Greenlight challenger for Ridgeway's District 1 seat, Madelene Arakelian, got 270 votes from Newport Coast, and independent Marianne
Zippi got 116 votes, according to a detailed breakdown of voting
provided by the county Registrar of Voters.
In other areas of the city, Ridgeway's lead varied from about 50%
to 58% of the vote.
Newport Coast voters also favored incumbent Councilman Gary Adams,
who got 558 votes for the District 4 seat, compared to Greenlight
candidate Rick Taylor's 296 votes and independent candidate Ron
Don Webb and Bernie Svalstad, the two candidates who ran on the
same "Team Newport" slate with incumbents Ridgeway and Adams, also
had their most solid support in Newport Coast.
Svalstad got 433 votes to Greenlight candidate Dick Nichols' 385.
Across the city, Nichols led Svalstad, winning the seat with 10,929
votes to Svalstad's 9,833 and Laura Dietz's 2,713.
Webb got 601 votes to Greenlight opponent Allan Beek's 337. Though
Webb won the council seat, his citywide support of 53.7% was much
less than his 64% support in Newport Coast.
In contrast to the votes in the city's newest community -- Newport
Coast was annexed at the beginning of the year -- the votes in
Newport's historic sections was far more pro-Greenlight.
In Corona del Mar at large, for instance, the results were far
different. There, Ridgeway only topped Arakelian 922 to 799. Nichols
far outstripped Svalstad, 958 to 673, with Dietz landing 268.
And Beek pulled in more votes than his opponent, winning the area
985 to 916.
The Beek-Webb race ironically reinforces something Beek said
nearly two years ago and that Greenlight leaders have said all along:
The gated communities of Newport Coast could put grass-roots
campaigns at a disadvantage because they discourage door-to-door
campaigning in favor of more expensive campaign mailers.
Webb ran as Walkin' Don Webb because he has walked every street in

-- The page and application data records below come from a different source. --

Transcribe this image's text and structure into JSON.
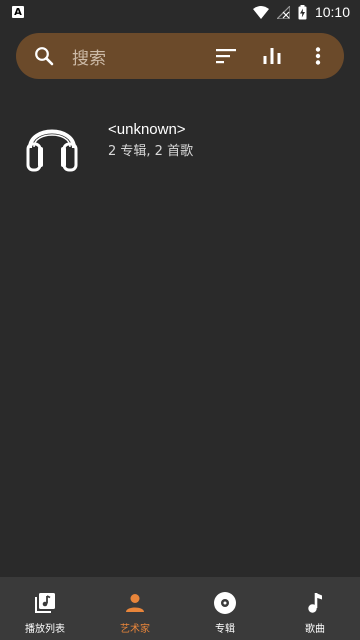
{
  "status_bar": {
    "notification_icon": "a-icon",
    "notification_letter": "A",
    "time": "10:10"
  },
  "search": {
    "placeholder": "搜索",
    "icons": [
      "search-icon",
      "sort-icon",
      "equalizer-icon",
      "more-vert-icon"
    ]
  },
  "artists": [
    {
      "name": "<unknown>",
      "meta": "2 专辑, 2 首歌",
      "avatar_icon": "headphones-icon"
    }
  ],
  "bottom_nav": {
    "items": [
      {
        "label": "播放列表",
        "icon": "playlist-icon",
        "active": false
      },
      {
        "label": "艺术家",
        "icon": "person-icon",
        "active": true
      },
      {
        "label": "专辑",
        "icon": "album-icon",
        "active": false
      },
      {
        "label": "歌曲",
        "icon": "music-note-icon",
        "active": false
      }
    ]
  },
  "colors": {
    "background": "#2a2a2a",
    "search_bar": "#6b4a2a",
    "accent": "#e8853a",
    "nav_background": "#3a3a3a"
  }
}
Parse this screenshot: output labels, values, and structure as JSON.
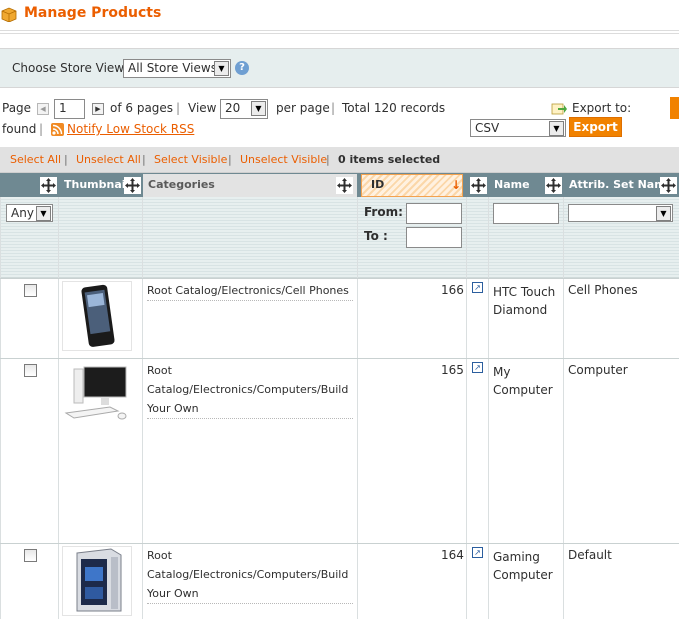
{
  "header": {
    "title": "Manage Products"
  },
  "store_view": {
    "label": "Choose Store View:",
    "selected": "All Store Views"
  },
  "pager": {
    "page_label": "Page",
    "page_value": "1",
    "of_pages": "of 6 pages",
    "view_label": "View",
    "per_page_value": "20",
    "per_page_label": "per page",
    "total_records": "Total 120 records",
    "found": "found",
    "rss_link": "Notify Low Stock RSS"
  },
  "export": {
    "label": "Export to:",
    "format": "CSV",
    "button": "Export"
  },
  "massaction": {
    "select_all": "Select All",
    "unselect_all": "Unselect All",
    "select_visible": "Select Visible",
    "unselect_visible": "Unselect Visible",
    "selected_count": "0 items selected",
    "separator": "|"
  },
  "columns": {
    "thumbnail": "Thumbnail",
    "categories": "Categories",
    "id": "ID",
    "name": "Name",
    "attrib_set": "Attrib. Set Name"
  },
  "filters": {
    "any": "Any",
    "from": "From:",
    "to": "To :"
  },
  "rows": [
    {
      "categories": "Root Catalog/Electronics/Cell Phones",
      "id": "166",
      "name": "HTC Touch Diamond",
      "attrib_set": "Cell Phones"
    },
    {
      "categories": "Root Catalog/Electronics/Computers/Build Your Own",
      "id": "165",
      "name": "My Computer",
      "attrib_set": "Computer"
    },
    {
      "categories": "Root Catalog/Electronics/Computers/Build Your Own",
      "id": "164",
      "name": "Gaming Computer",
      "attrib_set": "Default"
    }
  ],
  "colors": {
    "accent": "#eb5e00",
    "header_bar": "#6f8992",
    "filter_bg": "#e7efef"
  }
}
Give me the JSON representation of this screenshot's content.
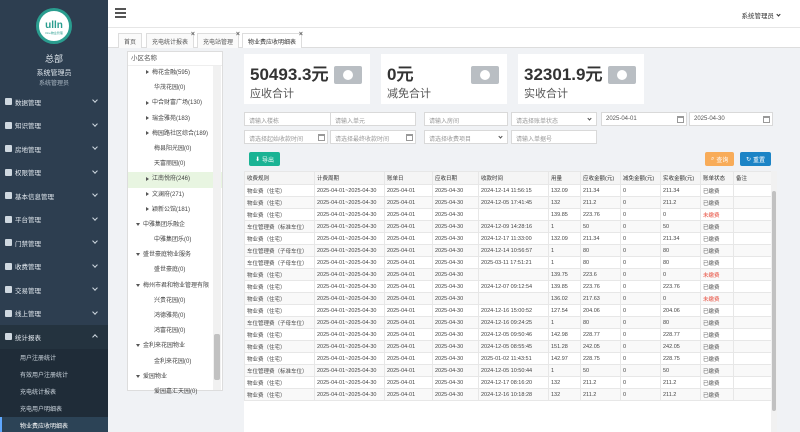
{
  "brand": {
    "logo_text": "ulln",
    "logo_sub": "One物业管理",
    "name": "总部",
    "role": "系统管理员",
    "role2": "系统管理员"
  },
  "menu": [
    {
      "label": "数据管理"
    },
    {
      "label": "知识管理"
    },
    {
      "label": "房地管理"
    },
    {
      "label": "权限管理"
    },
    {
      "label": "基本信息管理"
    },
    {
      "label": "平台管理"
    },
    {
      "label": "门禁管理"
    },
    {
      "label": "收费管理"
    },
    {
      "label": "交易管理"
    },
    {
      "label": "线上管理"
    },
    {
      "label": "统计报表"
    }
  ],
  "submenu": [
    {
      "label": "用户注册统计"
    },
    {
      "label": "有效用户注册统计"
    },
    {
      "label": "充电统计报表"
    },
    {
      "label": "充电用户明细表"
    },
    {
      "label": "物业费应收明细表"
    }
  ],
  "topbar": {
    "user": "系统管理员"
  },
  "tabs": [
    {
      "label": "首页"
    },
    {
      "label": "充电统计报表"
    },
    {
      "label": "充电站管理"
    },
    {
      "label": "物业费应收明细表"
    }
  ],
  "tree": {
    "header": "小区名称",
    "nodes": [
      {
        "label": "梅花金融(595)",
        "type": "collapsed",
        "indent": 18
      },
      {
        "label": "华茂花园(0)",
        "type": "leaf",
        "indent": 26
      },
      {
        "label": "中合财富广场(130)",
        "type": "collapsed",
        "indent": 18
      },
      {
        "label": "瑞金雅苑(183)",
        "type": "collapsed",
        "indent": 18
      },
      {
        "label": "梅园路社区综合(189)",
        "type": "collapsed",
        "indent": 18
      },
      {
        "label": "梅县阳光园(0)",
        "type": "leaf",
        "indent": 26
      },
      {
        "label": "天富丽园(0)",
        "type": "leaf",
        "indent": 26
      },
      {
        "label": "江南悦府(246)",
        "type": "collapsed",
        "indent": 18,
        "selected": true
      },
      {
        "label": "文澜府(271)",
        "type": "collapsed",
        "indent": 18
      },
      {
        "label": "颖新公馆(181)",
        "type": "collapsed",
        "indent": 18
      },
      {
        "label": "中雅集团乐融企",
        "type": "expanded",
        "indent": 8
      },
      {
        "label": "中雅集团乐(0)",
        "type": "leaf",
        "indent": 26
      },
      {
        "label": "盛世豪庭物业服务",
        "type": "expanded",
        "indent": 8
      },
      {
        "label": "盛世豪庭(0)",
        "type": "leaf",
        "indent": 26
      },
      {
        "label": "梅州市君和物业管理有限",
        "type": "expanded",
        "indent": 8
      },
      {
        "label": "兴贵花园(0)",
        "type": "leaf",
        "indent": 26
      },
      {
        "label": "鸿德雅苑(0)",
        "type": "leaf",
        "indent": 26
      },
      {
        "label": "鸿富花园(0)",
        "type": "leaf",
        "indent": 26
      },
      {
        "label": "金利来花园物业",
        "type": "expanded",
        "indent": 8
      },
      {
        "label": "金利来花园(0)",
        "type": "leaf",
        "indent": 26
      },
      {
        "label": "爱园物业",
        "type": "expanded",
        "indent": 8
      },
      {
        "label": "爱园嘉汇天园(0)",
        "type": "leaf",
        "indent": 26
      }
    ]
  },
  "cards": [
    {
      "amount": "50493.3元",
      "label": "应收合计"
    },
    {
      "amount": "0元",
      "label": "减免合计"
    },
    {
      "amount": "32301.9元",
      "label": "实收合计"
    }
  ],
  "filters": {
    "building": "请输入楼栋",
    "unit": "请输入单元",
    "room": "请输入房间",
    "bill_status": "请选择账单状态",
    "date_from": "2025-04-01",
    "date_to": "2025-04-30",
    "receive_from": "请选择起始收款时间",
    "receive_to": "请选择最终收款时间",
    "fee_item": "请选择收费项目",
    "bill_no": "请输入单据号"
  },
  "buttons": {
    "export": "导出",
    "query": "查询",
    "reset": "重置"
  },
  "table": {
    "columns": [
      "收费规则",
      "计费周期",
      "账单日",
      "应收日期",
      "收款时间",
      "用量",
      "应收金额(元)",
      "减免金额(元)",
      "实收金额(元)",
      "账单状态",
      "备注"
    ],
    "rows": [
      [
        "物业费（住宅）",
        "2025-04-01~2025-04-30",
        "2025-04-01",
        "2025-04-30",
        "2024-12-14 11:56:15",
        "132.09",
        "211.34",
        "0",
        "211.34",
        "已缴费",
        ""
      ],
      [
        "物业费（住宅）",
        "2025-04-01~2025-04-30",
        "2025-04-01",
        "2025-04-30",
        "2024-12-05 17:41:45",
        "132",
        "211.2",
        "0",
        "211.2",
        "已缴费",
        ""
      ],
      [
        "物业费（住宅）",
        "2025-04-01~2025-04-30",
        "2025-04-01",
        "2025-04-30",
        "",
        "139.85",
        "223.76",
        "0",
        "0",
        "未缴费",
        ""
      ],
      [
        "车位管理费（标准车位）",
        "2025-04-01~2025-04-30",
        "2025-04-01",
        "2025-04-30",
        "2024-12-09 14:28:16",
        "1",
        "50",
        "0",
        "50",
        "已缴费",
        ""
      ],
      [
        "物业费（住宅）",
        "2025-04-01~2025-04-30",
        "2025-04-01",
        "2025-04-30",
        "2024-12-17 11:33:00",
        "132.09",
        "211.34",
        "0",
        "211.34",
        "已缴费",
        ""
      ],
      [
        "车位管理费（子母车位）",
        "2025-04-01~2025-04-30",
        "2025-04-01",
        "2025-04-30",
        "2024-12-14 10:56:57",
        "1",
        "80",
        "0",
        "80",
        "已缴费",
        ""
      ],
      [
        "车位管理费（子母车位）",
        "2025-04-01~2025-04-30",
        "2025-04-01",
        "2025-04-30",
        "2025-03-11 17:51:21",
        "1",
        "80",
        "0",
        "80",
        "已缴费",
        ""
      ],
      [
        "物业费（住宅）",
        "2025-04-01~2025-04-30",
        "2025-04-01",
        "2025-04-30",
        "",
        "139.75",
        "223.6",
        "0",
        "0",
        "未缴费",
        ""
      ],
      [
        "物业费（住宅）",
        "2025-04-01~2025-04-30",
        "2025-04-01",
        "2025-04-30",
        "2024-12-07 09:12:54",
        "139.85",
        "223.76",
        "0",
        "223.76",
        "已缴费",
        ""
      ],
      [
        "物业费（住宅）",
        "2025-04-01~2025-04-30",
        "2025-04-01",
        "2025-04-30",
        "",
        "136.02",
        "217.63",
        "0",
        "0",
        "未缴费",
        ""
      ],
      [
        "物业费（住宅）",
        "2025-04-01~2025-04-30",
        "2025-04-01",
        "2025-04-30",
        "2024-12-16 15:00:52",
        "127.54",
        "204.06",
        "0",
        "204.06",
        "已缴费",
        ""
      ],
      [
        "车位管理费（子母车位）",
        "2025-04-01~2025-04-30",
        "2025-04-01",
        "2025-04-30",
        "2024-12-16 09:24:25",
        "1",
        "80",
        "0",
        "80",
        "已缴费",
        ""
      ],
      [
        "物业费（住宅）",
        "2025-04-01~2025-04-30",
        "2025-04-01",
        "2025-04-30",
        "2024-12-05 09:50:46",
        "142.98",
        "228.77",
        "0",
        "228.77",
        "已缴费",
        ""
      ],
      [
        "物业费（住宅）",
        "2025-04-01~2025-04-30",
        "2025-04-01",
        "2025-04-30",
        "2024-12-05 08:55:45",
        "151.28",
        "242.05",
        "0",
        "242.05",
        "已缴费",
        ""
      ],
      [
        "物业费（住宅）",
        "2025-04-01~2025-04-30",
        "2025-04-01",
        "2025-04-30",
        "2025-01-02 11:43:51",
        "142.97",
        "228.75",
        "0",
        "228.75",
        "已缴费",
        ""
      ],
      [
        "车位管理费（标准车位）",
        "2025-04-01~2025-04-30",
        "2025-04-01",
        "2025-04-30",
        "2024-12-05 10:50:44",
        "1",
        "50",
        "0",
        "50",
        "已缴费",
        ""
      ],
      [
        "物业费（住宅）",
        "2025-04-01~2025-04-30",
        "2025-04-01",
        "2025-04-30",
        "2024-12-17 08:16:20",
        "132",
        "211.2",
        "0",
        "211.2",
        "已缴费",
        ""
      ],
      [
        "物业费（住宅）",
        "2025-04-01~2025-04-30",
        "2025-04-01",
        "2025-04-30",
        "2024-12-16 10:18:28",
        "132",
        "211.2",
        "0",
        "211.2",
        "已缴费",
        ""
      ]
    ]
  },
  "colors": {
    "sidebar": "#2d3e50",
    "export": "#1ab394",
    "query": "#f8ac59",
    "reset": "#1c84c6",
    "selected_tree": "#e8f5e1"
  }
}
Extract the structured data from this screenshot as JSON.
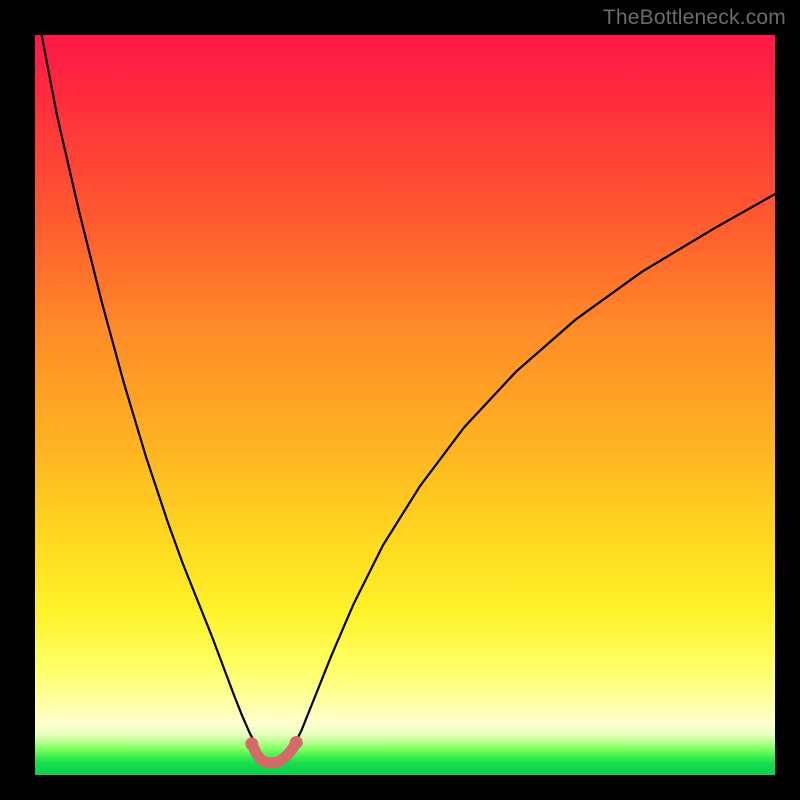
{
  "watermark": "TheBottleneck.com",
  "chart_data": {
    "type": "line",
    "title": "",
    "xlabel": "",
    "ylabel": "",
    "xlim": [
      0,
      100
    ],
    "ylim": [
      0,
      100
    ],
    "grid": false,
    "legend": false,
    "series": [
      {
        "name": "bottleneck-curve",
        "color": "#000000",
        "x": [
          0.9,
          3,
          6,
          9,
          12,
          15,
          18,
          20,
          22,
          24,
          25.5,
          27,
          28,
          29,
          30,
          30.8,
          31.4,
          31.8,
          32.2,
          33.2,
          34,
          35,
          36,
          37,
          38,
          40,
          43,
          47,
          52,
          58,
          65,
          73,
          82,
          92,
          100
        ],
        "values": [
          100,
          89,
          76,
          64,
          53,
          43,
          34,
          28.5,
          23.5,
          18.5,
          14.5,
          10.5,
          8,
          5.7,
          3.8,
          2.5,
          1.8,
          1.6,
          1.6,
          1.8,
          2.5,
          4,
          6,
          8.5,
          11,
          16,
          23,
          31,
          39,
          47,
          54.5,
          61.5,
          68,
          74,
          78.5
        ]
      },
      {
        "name": "sweet-spot-marker",
        "type": "scatter",
        "color": "#d46a6a",
        "x": [
          29.3,
          29.9,
          30.5,
          31.2,
          32.0,
          33.0,
          33.9,
          34.7,
          35.3
        ],
        "values": [
          4.2,
          2.9,
          2.1,
          1.7,
          1.6,
          1.8,
          2.5,
          3.4,
          4.4
        ]
      }
    ],
    "background_gradient": {
      "orientation": "vertical",
      "stops": [
        {
          "pos": 0.0,
          "color": "#ff1848"
        },
        {
          "pos": 0.25,
          "color": "#ff5a2f"
        },
        {
          "pos": 0.55,
          "color": "#ffb222"
        },
        {
          "pos": 0.78,
          "color": "#fff22a"
        },
        {
          "pos": 0.93,
          "color": "#ffffd0"
        },
        {
          "pos": 0.97,
          "color": "#7fff60"
        },
        {
          "pos": 1.0,
          "color": "#0cd048"
        }
      ]
    }
  }
}
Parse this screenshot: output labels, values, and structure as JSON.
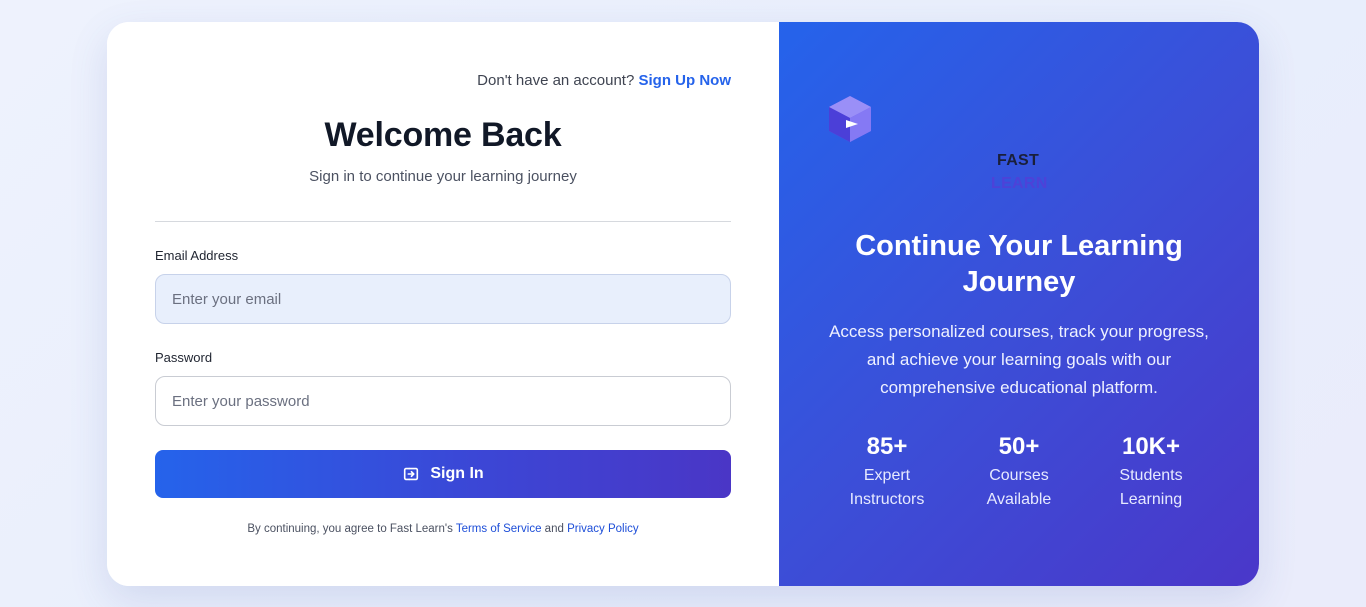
{
  "auth": {
    "signup_prompt": "Don't have an account?",
    "signup_link": "Sign Up Now",
    "title": "Welcome Back",
    "subtitle": "Sign in to continue your learning journey"
  },
  "form": {
    "email_label": "Email Address",
    "email_placeholder": "Enter your email",
    "email_value": "",
    "password_label": "Password",
    "password_placeholder": "Enter your password",
    "password_value": "",
    "submit_label": "Sign In",
    "submit_icon": "login-icon"
  },
  "terms": {
    "prefix": "By continuing, you agree to Fast Learn's",
    "terms_link": "Terms of Service",
    "conjunction": "and",
    "privacy_link": "Privacy Policy"
  },
  "promo": {
    "logo_icon": "cube-play-icon",
    "brand_line1": "FAST",
    "brand_line2": "LEARN",
    "title": "Continue Your Learning Journey",
    "description": "Access personalized courses, track your progress, and achieve your learning goals with our comprehensive educational platform.",
    "stats": [
      {
        "value": "85+",
        "label": "Expert Instructors"
      },
      {
        "value": "50+",
        "label": "Courses Available"
      },
      {
        "value": "10K+",
        "label": "Students Learning"
      }
    ]
  },
  "colors": {
    "accent": "#2563eb",
    "gradient_end": "#4a36c6",
    "page_background": "#eef2fd"
  }
}
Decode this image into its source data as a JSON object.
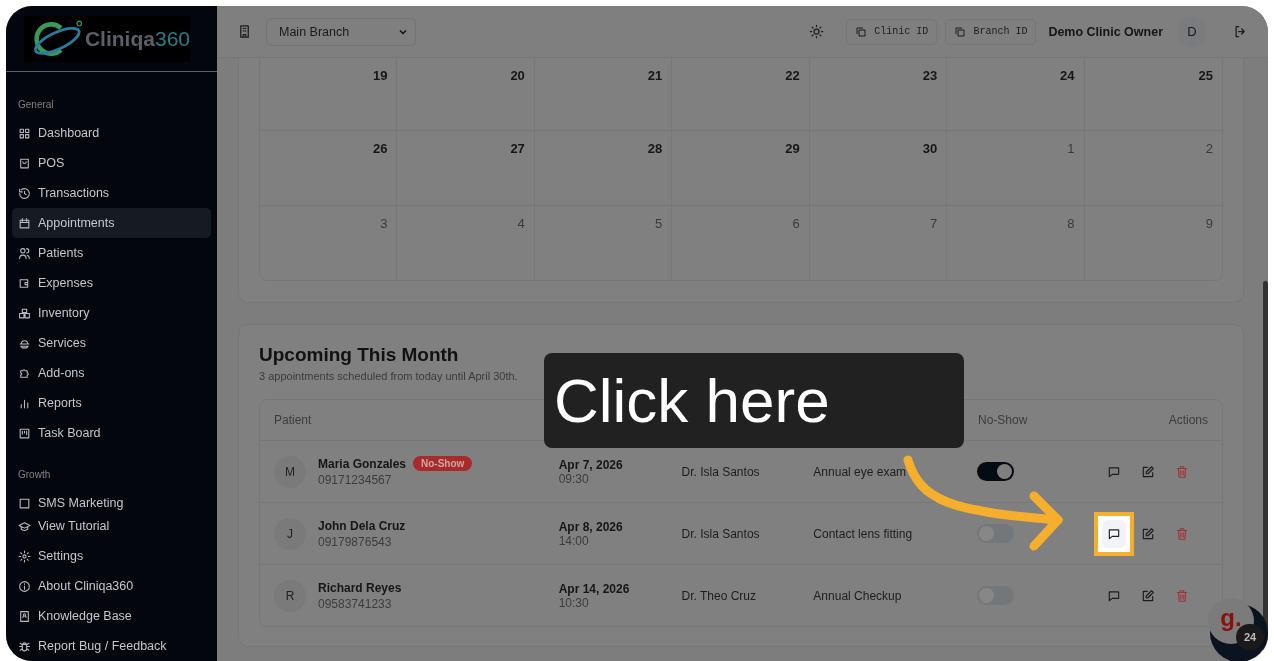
{
  "logo": {
    "text": "Cliniqa",
    "accent": "360"
  },
  "sidebar": {
    "sections": [
      {
        "label": "General",
        "items": [
          {
            "label": "Dashboard",
            "selected": false
          },
          {
            "label": "POS",
            "selected": false
          },
          {
            "label": "Transactions",
            "selected": false
          },
          {
            "label": "Appointments",
            "selected": true
          },
          {
            "label": "Patients",
            "selected": false
          },
          {
            "label": "Expenses",
            "selected": false
          },
          {
            "label": "Inventory",
            "selected": false
          },
          {
            "label": "Services",
            "selected": false
          },
          {
            "label": "Add-ons",
            "selected": false
          },
          {
            "label": "Reports",
            "selected": false
          },
          {
            "label": "Task Board",
            "selected": false
          }
        ]
      },
      {
        "label": "Growth",
        "items": [
          {
            "label": "SMS Marketing",
            "selected": false
          }
        ]
      }
    ],
    "footer_items": [
      "View Tutorial",
      "Settings",
      "About Cliniqa360",
      "Knowledge Base",
      "Report Bug / Feedback"
    ]
  },
  "header": {
    "branch_select": "Main Branch",
    "clinic_id_button": "Clinic ID",
    "branch_id_button": "Branch ID",
    "user_name": "Demo Clinic Owner",
    "avatar_initial": "D"
  },
  "calendar": {
    "weeks": [
      [
        {
          "day": "19",
          "current_month": true
        },
        {
          "day": "20",
          "current_month": true
        },
        {
          "day": "21",
          "current_month": true
        },
        {
          "day": "22",
          "current_month": true
        },
        {
          "day": "23",
          "current_month": true
        },
        {
          "day": "24",
          "current_month": true
        },
        {
          "day": "25",
          "current_month": true
        }
      ],
      [
        {
          "day": "26",
          "current_month": true
        },
        {
          "day": "27",
          "current_month": true
        },
        {
          "day": "28",
          "current_month": true
        },
        {
          "day": "29",
          "current_month": true
        },
        {
          "day": "30",
          "current_month": true
        },
        {
          "day": "1",
          "current_month": false
        },
        {
          "day": "2",
          "current_month": false
        }
      ],
      [
        {
          "day": "3",
          "current_month": false
        },
        {
          "day": "4",
          "current_month": false
        },
        {
          "day": "5",
          "current_month": false
        },
        {
          "day": "6",
          "current_month": false
        },
        {
          "day": "7",
          "current_month": false
        },
        {
          "day": "8",
          "current_month": false
        },
        {
          "day": "9",
          "current_month": false
        }
      ]
    ]
  },
  "upcoming": {
    "title": "Upcoming This Month",
    "subtitle": "3 appointments scheduled from today until April 30th.",
    "columns": {
      "patient": "Patient",
      "no_show": "No-Show",
      "actions": "Actions"
    },
    "rows": [
      {
        "initial": "M",
        "name": "Maria Gonzales",
        "badge": "No-Show",
        "phone": "09171234567",
        "date": "Apr 7, 2026",
        "time": "09:30",
        "doctor": "Dr. Isla Santos",
        "reason": "Annual eye exam",
        "no_show": true,
        "highlighted": false
      },
      {
        "initial": "J",
        "name": "John Dela Cruz",
        "phone": "09179876543",
        "date": "Apr 8, 2026",
        "time": "14:00",
        "doctor": "Dr. Isla Santos",
        "reason": "Contact lens fitting",
        "no_show": false,
        "highlighted": true
      },
      {
        "initial": "R",
        "name": "Richard Reyes",
        "phone": "09583741233",
        "date": "Apr 14, 2026",
        "time": "10:30",
        "doctor": "Dr. Theo Cruz",
        "reason": "Annual Checkup",
        "no_show": false,
        "highlighted": false
      }
    ]
  },
  "guide": {
    "text": "Click here"
  },
  "chat_widget": {
    "logo": "g.",
    "badge": "24"
  }
}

the city, including those in Newport Coast. He worked with resident
groups to be allowed to go on walks in Newport Coast communities, he
said. He did not go door to door to hand out campaign literature,
Though both slates of candidates sent mailers to Newport Coast
residents, Greenlight spokesman Phil Arst said that his group had
less money, especially early in the campaign, for expensive mailers.
Citywide, the group's volunteers handed out about 80,000 fliers. In
Newport Coast, they were only able to reach one community, Arst said.
"It put a severe crimp in our campaigning in that area," Arst
said. "It hurt."
* JUNE CASAGRANDE covers Newport Beach and John Wayne Airport.
She may be reached at (949) 574-4232 or by e-mail at